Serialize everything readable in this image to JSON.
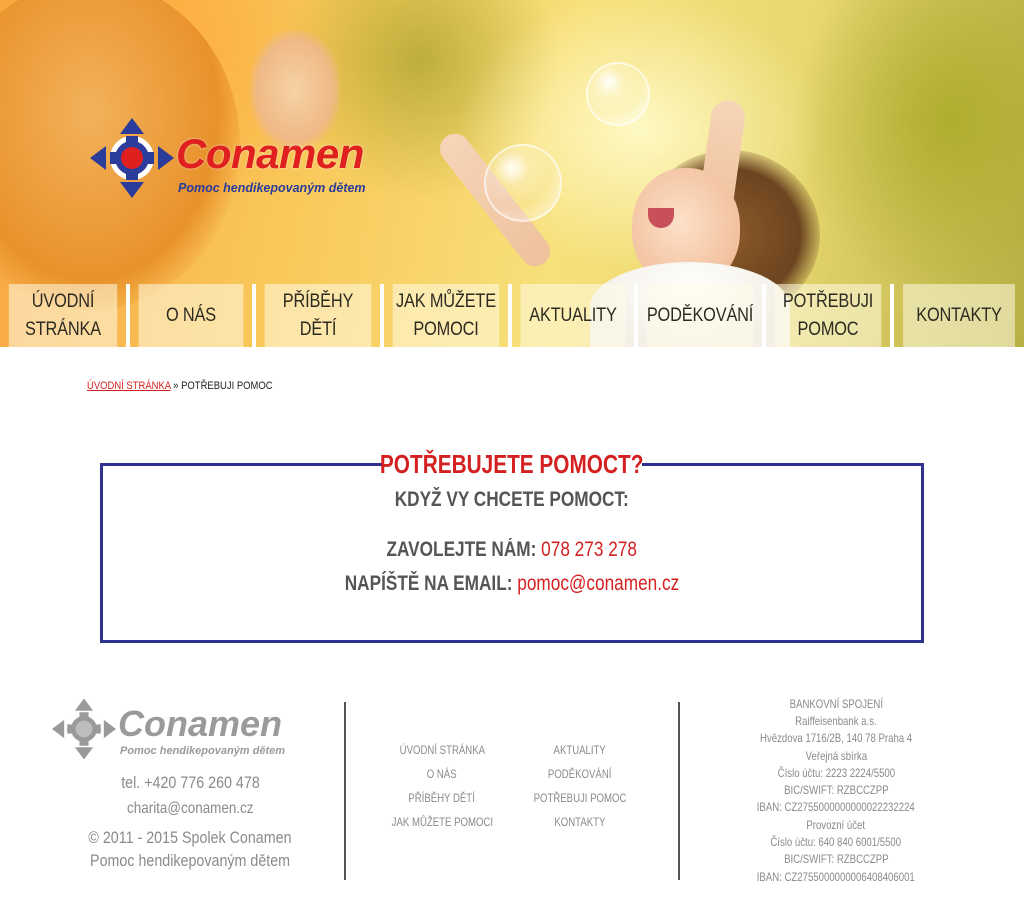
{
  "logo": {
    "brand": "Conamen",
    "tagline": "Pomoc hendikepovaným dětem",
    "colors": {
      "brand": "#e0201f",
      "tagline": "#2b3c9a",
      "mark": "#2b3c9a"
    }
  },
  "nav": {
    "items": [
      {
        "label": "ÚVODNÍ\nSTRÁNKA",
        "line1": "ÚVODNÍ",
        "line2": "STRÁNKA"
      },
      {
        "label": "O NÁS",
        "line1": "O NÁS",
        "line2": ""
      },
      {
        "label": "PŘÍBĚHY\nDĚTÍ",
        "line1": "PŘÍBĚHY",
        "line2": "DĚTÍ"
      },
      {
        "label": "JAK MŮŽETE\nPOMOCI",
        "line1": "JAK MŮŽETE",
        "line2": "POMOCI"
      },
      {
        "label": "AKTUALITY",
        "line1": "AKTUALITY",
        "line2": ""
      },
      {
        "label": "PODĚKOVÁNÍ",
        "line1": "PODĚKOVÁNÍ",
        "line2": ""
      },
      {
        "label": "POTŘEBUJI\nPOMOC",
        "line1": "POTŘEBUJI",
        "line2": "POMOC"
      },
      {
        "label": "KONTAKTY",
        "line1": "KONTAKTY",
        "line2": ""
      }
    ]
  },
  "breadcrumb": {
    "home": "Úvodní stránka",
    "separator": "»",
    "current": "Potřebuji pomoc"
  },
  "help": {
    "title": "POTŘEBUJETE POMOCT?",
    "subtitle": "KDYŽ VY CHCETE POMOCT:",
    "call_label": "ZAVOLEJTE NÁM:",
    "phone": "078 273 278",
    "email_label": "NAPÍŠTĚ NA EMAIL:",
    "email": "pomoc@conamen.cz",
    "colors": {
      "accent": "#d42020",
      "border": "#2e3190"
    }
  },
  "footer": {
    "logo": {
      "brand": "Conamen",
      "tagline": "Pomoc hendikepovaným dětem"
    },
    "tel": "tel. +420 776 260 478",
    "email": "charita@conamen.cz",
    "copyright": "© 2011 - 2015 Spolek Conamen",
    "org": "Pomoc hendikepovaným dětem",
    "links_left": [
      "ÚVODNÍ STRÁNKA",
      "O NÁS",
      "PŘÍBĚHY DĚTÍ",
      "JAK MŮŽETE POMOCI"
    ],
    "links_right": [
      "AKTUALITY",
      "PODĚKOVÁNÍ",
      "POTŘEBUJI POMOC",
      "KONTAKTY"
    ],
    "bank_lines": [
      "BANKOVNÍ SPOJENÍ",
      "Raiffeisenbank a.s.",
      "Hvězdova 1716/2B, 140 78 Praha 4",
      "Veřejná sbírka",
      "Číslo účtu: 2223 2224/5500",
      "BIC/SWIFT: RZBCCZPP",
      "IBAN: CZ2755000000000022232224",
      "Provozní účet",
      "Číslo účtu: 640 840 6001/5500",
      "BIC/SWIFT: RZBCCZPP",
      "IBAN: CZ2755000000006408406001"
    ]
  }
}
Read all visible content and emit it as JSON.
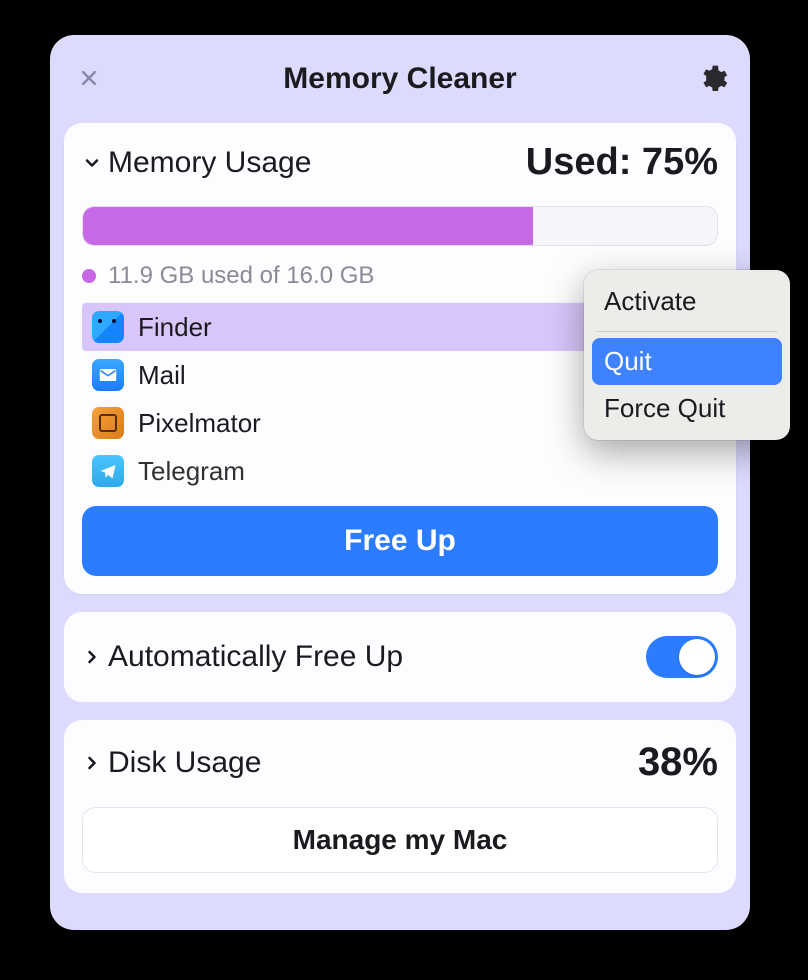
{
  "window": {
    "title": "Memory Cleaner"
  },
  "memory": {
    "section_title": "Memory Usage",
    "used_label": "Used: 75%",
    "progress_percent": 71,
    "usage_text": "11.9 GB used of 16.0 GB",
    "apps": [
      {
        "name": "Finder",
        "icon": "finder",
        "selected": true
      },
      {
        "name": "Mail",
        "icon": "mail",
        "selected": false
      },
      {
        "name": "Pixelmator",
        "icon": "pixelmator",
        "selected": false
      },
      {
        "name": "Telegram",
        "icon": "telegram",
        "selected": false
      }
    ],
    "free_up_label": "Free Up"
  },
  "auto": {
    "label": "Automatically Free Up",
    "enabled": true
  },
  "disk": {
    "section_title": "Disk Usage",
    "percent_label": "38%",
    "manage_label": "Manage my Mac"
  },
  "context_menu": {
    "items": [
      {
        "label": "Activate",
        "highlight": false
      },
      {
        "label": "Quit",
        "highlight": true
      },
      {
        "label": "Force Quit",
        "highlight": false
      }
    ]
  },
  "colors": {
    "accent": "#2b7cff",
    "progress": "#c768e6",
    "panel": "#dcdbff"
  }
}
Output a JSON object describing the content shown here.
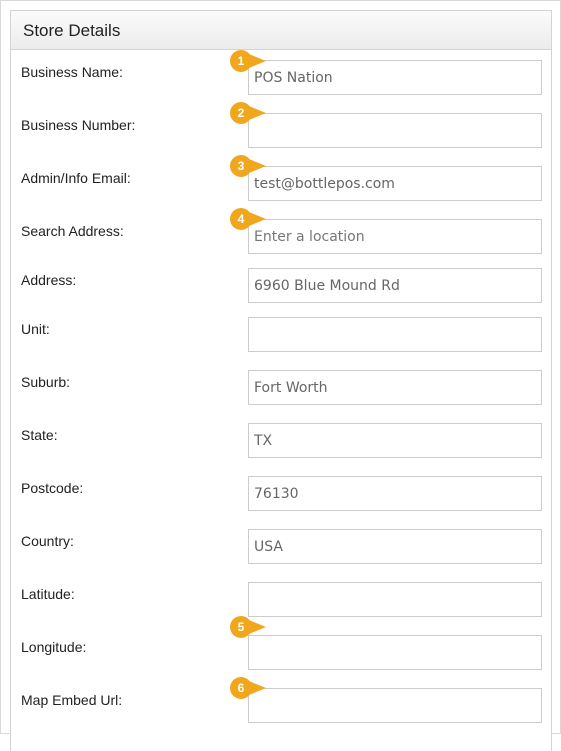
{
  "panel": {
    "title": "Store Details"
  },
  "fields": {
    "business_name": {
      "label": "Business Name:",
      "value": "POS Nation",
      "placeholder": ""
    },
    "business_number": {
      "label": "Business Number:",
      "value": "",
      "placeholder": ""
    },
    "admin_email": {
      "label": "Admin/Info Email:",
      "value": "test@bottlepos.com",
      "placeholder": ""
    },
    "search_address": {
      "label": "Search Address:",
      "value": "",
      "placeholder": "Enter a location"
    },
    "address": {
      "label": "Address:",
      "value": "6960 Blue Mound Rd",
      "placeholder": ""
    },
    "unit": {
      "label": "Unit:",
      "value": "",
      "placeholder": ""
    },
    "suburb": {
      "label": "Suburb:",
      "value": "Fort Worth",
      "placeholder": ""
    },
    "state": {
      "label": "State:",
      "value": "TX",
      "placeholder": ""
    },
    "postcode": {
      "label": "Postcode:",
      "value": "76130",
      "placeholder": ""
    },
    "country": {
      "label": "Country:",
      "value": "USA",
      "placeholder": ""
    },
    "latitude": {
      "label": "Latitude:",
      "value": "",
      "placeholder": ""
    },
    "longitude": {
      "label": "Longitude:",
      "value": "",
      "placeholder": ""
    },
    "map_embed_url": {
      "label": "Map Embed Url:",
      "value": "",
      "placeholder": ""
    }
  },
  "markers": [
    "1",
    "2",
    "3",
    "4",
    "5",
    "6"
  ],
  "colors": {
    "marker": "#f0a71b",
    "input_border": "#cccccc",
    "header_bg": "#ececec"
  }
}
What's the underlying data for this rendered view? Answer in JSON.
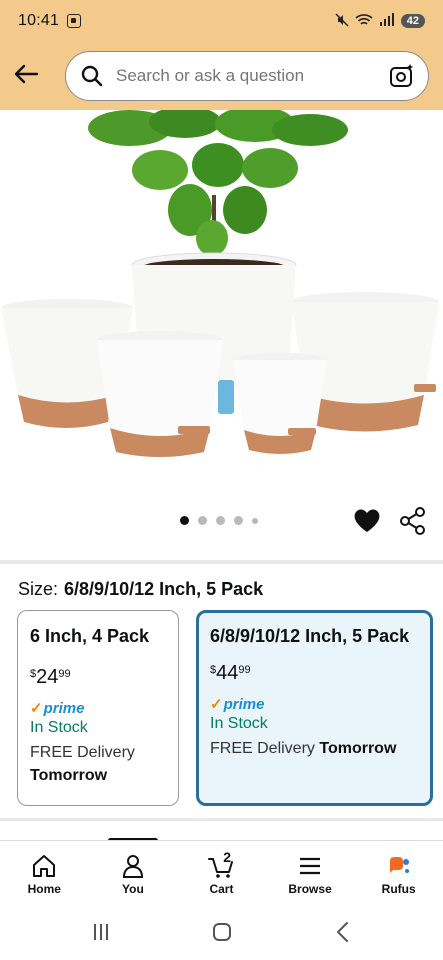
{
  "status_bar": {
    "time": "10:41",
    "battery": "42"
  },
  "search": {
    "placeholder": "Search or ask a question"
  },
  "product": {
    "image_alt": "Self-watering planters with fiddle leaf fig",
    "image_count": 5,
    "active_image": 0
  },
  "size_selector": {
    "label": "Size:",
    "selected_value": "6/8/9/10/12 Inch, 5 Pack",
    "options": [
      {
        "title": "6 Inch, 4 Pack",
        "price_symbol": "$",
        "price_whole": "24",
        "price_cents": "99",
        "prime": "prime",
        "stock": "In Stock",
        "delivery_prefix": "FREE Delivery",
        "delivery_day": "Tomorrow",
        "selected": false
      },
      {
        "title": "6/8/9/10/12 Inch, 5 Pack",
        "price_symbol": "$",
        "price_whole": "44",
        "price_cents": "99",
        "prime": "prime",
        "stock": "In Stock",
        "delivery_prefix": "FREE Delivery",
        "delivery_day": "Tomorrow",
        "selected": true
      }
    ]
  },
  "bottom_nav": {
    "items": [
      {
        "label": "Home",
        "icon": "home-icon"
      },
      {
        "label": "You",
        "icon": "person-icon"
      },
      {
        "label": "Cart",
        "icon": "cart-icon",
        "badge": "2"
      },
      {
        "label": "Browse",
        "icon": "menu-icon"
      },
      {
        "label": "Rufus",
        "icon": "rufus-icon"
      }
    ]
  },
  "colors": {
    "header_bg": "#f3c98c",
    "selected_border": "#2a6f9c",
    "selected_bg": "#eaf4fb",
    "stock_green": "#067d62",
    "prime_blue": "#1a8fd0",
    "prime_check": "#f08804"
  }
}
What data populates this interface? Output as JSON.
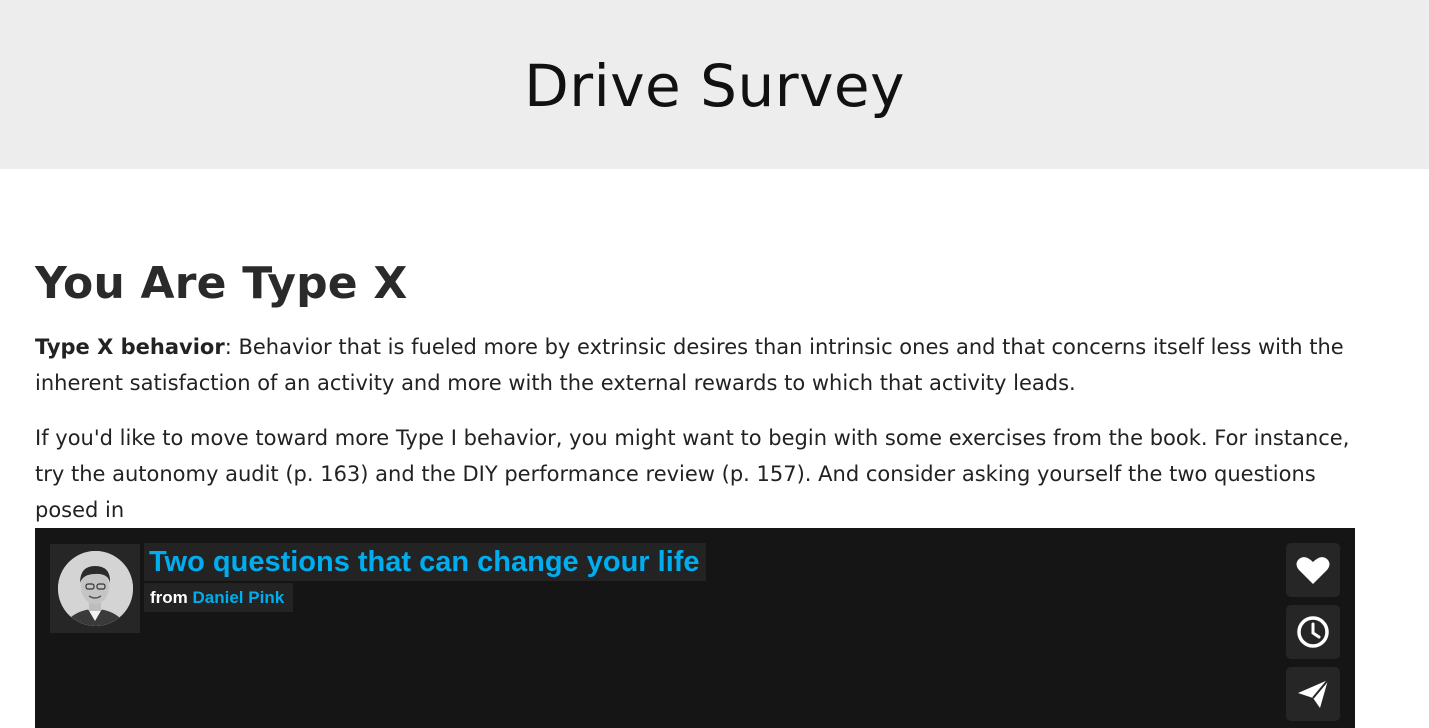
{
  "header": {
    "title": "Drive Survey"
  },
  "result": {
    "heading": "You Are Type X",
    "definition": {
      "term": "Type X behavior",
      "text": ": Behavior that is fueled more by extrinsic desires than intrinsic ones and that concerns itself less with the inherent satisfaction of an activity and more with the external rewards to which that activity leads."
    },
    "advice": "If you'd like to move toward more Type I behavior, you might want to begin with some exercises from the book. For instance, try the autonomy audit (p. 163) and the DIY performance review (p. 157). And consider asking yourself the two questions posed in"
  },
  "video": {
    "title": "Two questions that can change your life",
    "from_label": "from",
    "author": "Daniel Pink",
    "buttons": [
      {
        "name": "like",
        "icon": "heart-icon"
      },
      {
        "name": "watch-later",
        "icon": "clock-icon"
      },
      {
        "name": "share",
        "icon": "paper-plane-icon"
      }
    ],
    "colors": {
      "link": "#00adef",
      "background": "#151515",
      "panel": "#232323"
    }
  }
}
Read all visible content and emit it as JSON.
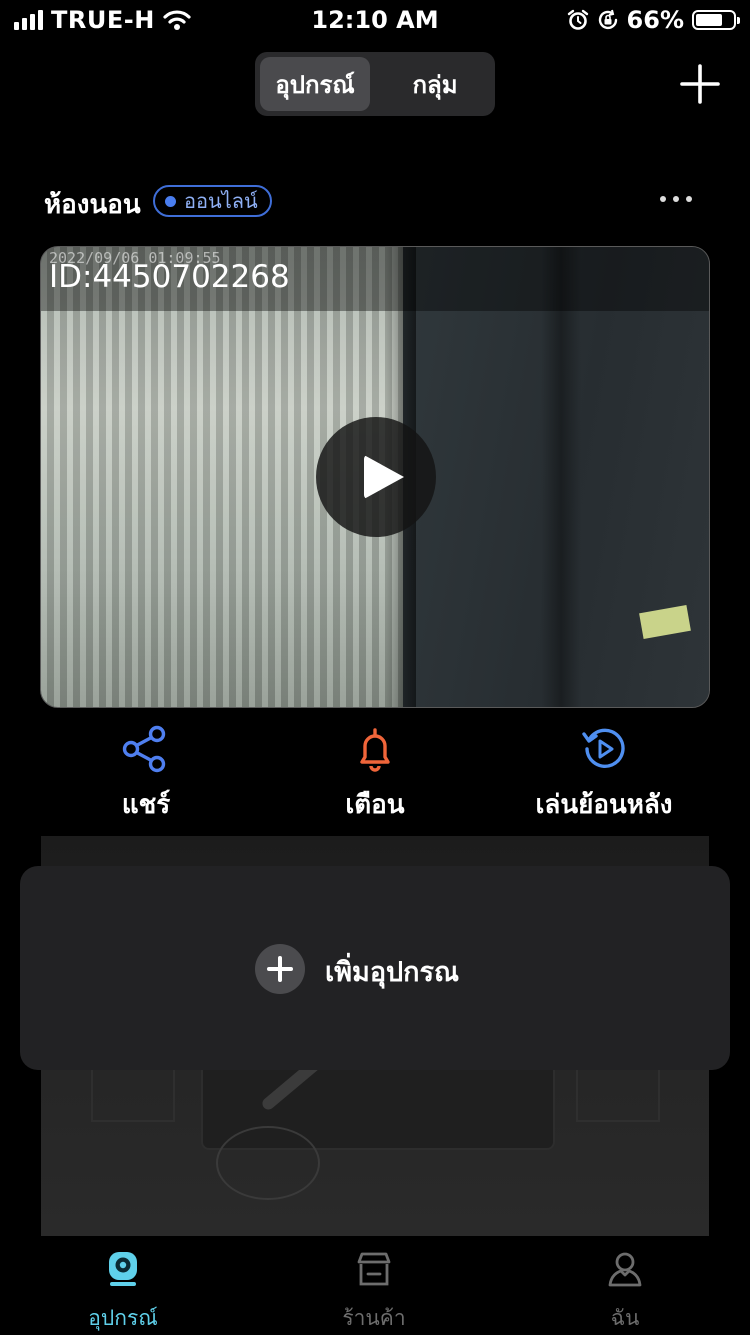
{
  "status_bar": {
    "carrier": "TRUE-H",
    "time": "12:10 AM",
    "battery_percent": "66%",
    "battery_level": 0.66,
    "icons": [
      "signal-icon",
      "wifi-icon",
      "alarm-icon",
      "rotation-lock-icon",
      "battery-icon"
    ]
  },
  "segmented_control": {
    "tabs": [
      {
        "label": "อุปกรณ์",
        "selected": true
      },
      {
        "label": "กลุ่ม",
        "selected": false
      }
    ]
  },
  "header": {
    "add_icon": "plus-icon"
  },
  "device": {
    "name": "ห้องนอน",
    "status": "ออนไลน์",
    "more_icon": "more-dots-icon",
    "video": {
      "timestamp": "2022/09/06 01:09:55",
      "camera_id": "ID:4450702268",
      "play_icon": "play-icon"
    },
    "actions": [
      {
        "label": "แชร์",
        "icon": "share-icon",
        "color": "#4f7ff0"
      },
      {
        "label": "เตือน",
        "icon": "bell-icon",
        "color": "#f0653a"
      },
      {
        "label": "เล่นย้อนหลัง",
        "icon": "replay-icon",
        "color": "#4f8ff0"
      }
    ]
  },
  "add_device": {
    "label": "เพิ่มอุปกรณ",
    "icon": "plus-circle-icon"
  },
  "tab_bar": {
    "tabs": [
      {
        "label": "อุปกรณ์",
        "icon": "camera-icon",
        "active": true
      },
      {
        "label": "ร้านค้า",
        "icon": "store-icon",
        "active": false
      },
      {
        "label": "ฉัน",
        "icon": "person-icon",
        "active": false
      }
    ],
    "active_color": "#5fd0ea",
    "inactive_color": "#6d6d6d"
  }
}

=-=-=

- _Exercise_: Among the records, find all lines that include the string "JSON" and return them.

- _Answer_:
Serialize everything readable in this image to JSON.
Read all visible content and emit it as JSON.
Output a JSON object describing the content shown here.
What's the underlying data for this rendered view? Answer in JSON.
What data populates this interface? Output as JSON.
Read all visible content and emit it as JSON.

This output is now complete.